organization
publishing date
type
Contribution to journal
publication status
published
subject
keywords
Autonomous robots, embodied emotions, sensory-motor grounding, embodied interaction, empathy, intrinsic morality
in
Adaptive Behavior
volume
24
issue
5
pages
14 pages
publisher
SAGE Publications Inc.
external identifiers
  • scopus:84994176861
  • wos:000386958600004
ISSN
1741-2633
DOI
10.1177/1059712316667203
language
English
LU publication?
yes
id
87569bc1-74c8-4575-9120-74ae9aa38e6c
date added to LUP
2016-11-08 21:03:36
date last changed
2017-04-10 13:09:19
@article{87569bc1-74c8-4575-9120-74ae9aa38e6c,
  abstract     = {We propose that moral behaviour of artificial agents could (and should) be intrinsically grounded in their own sensory-motor experiences. Such an ability depends critically on seven types of competencies. First, intrinsic morality should be grounded in the internal values of the robot arising from its physiology and embodiment.
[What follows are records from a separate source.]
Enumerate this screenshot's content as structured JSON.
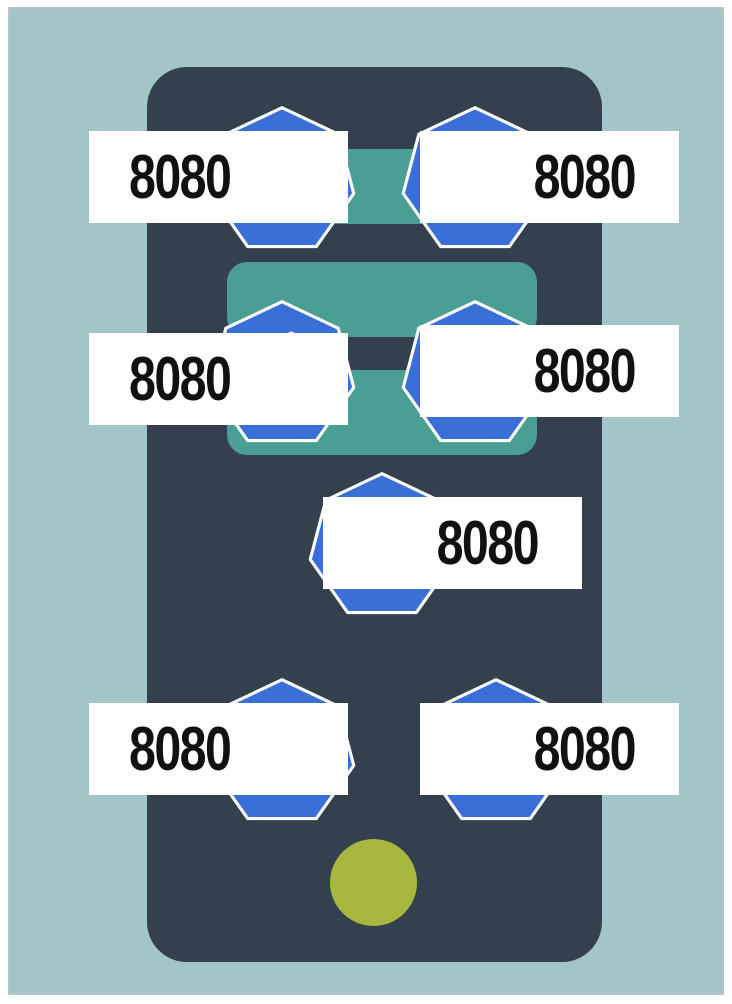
{
  "pods": [
    {
      "port": "8080",
      "label_side": "left"
    },
    {
      "port": "8080",
      "label_side": "right"
    },
    {
      "port": "8080",
      "label_side": "left"
    },
    {
      "port": "8080",
      "label_side": "right"
    },
    {
      "port": "8080",
      "label_side": "right"
    },
    {
      "port": "8080",
      "label_side": "left"
    },
    {
      "port": "8080",
      "label_side": "right"
    }
  ],
  "colors": {
    "background": "#a3c5c8",
    "server": "#34404d",
    "slot": "#4a9e94",
    "pod": "#3b6fd8",
    "led": "#a8b740",
    "label": "#ffffff"
  },
  "icons": {
    "pod": "kubernetes-pod-heptagon-cube-icon",
    "led": "status-light-icon"
  }
}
Second, the moral principles of robots should develop through their interactions with the environment and with other agents. Third, we claim that the dynamics of moral (or social) emotions closely follows that of other non-social emotions used in valuation and decision making. Fourth, we explain how moral emotions can be learned from the observation of others. Fifth, we argue that to assess social interaction, a robot should be able to learn about and understand responsibility and causation. Sixth, we explain how mechanisms that can learn the consequences of actions are necessary for a robot to make moral decisions. Seventh, we describe how the moral evaluation mechanisms outlined can be extended to situations where a robot should understand the goals of others. Finally, we argue that these competencies lay the foundation for robots that can feel guilt, shame and pride, that have compassion and that know how to assign responsibility and blame},
  author       = {Balkenius, Christian and Cañamero, Lola and Pärnamets, Philip and Johansson, Birger and Butz, Martin and Olsson, Andreas},
  issn         = {1741-2633},
  keyword      = {Autonomous robots,embodied emotions,sensory-motor grounding,embodied interaction,empathy,intrinsic morality},
  language     = {eng},
  month        = {11},
  number       = {5},
  pages        = {306--319},
  publisher    = {SAGE Publications Inc.},
  series       = {Adaptive Behavior},
  title        = {Outline of a sensory-motor perspective on intrinsically moral agents},
  url          = {http://dx.doi.org/10.1177/1059712316667203},
  volume       = {24},
  year         = {2016},
}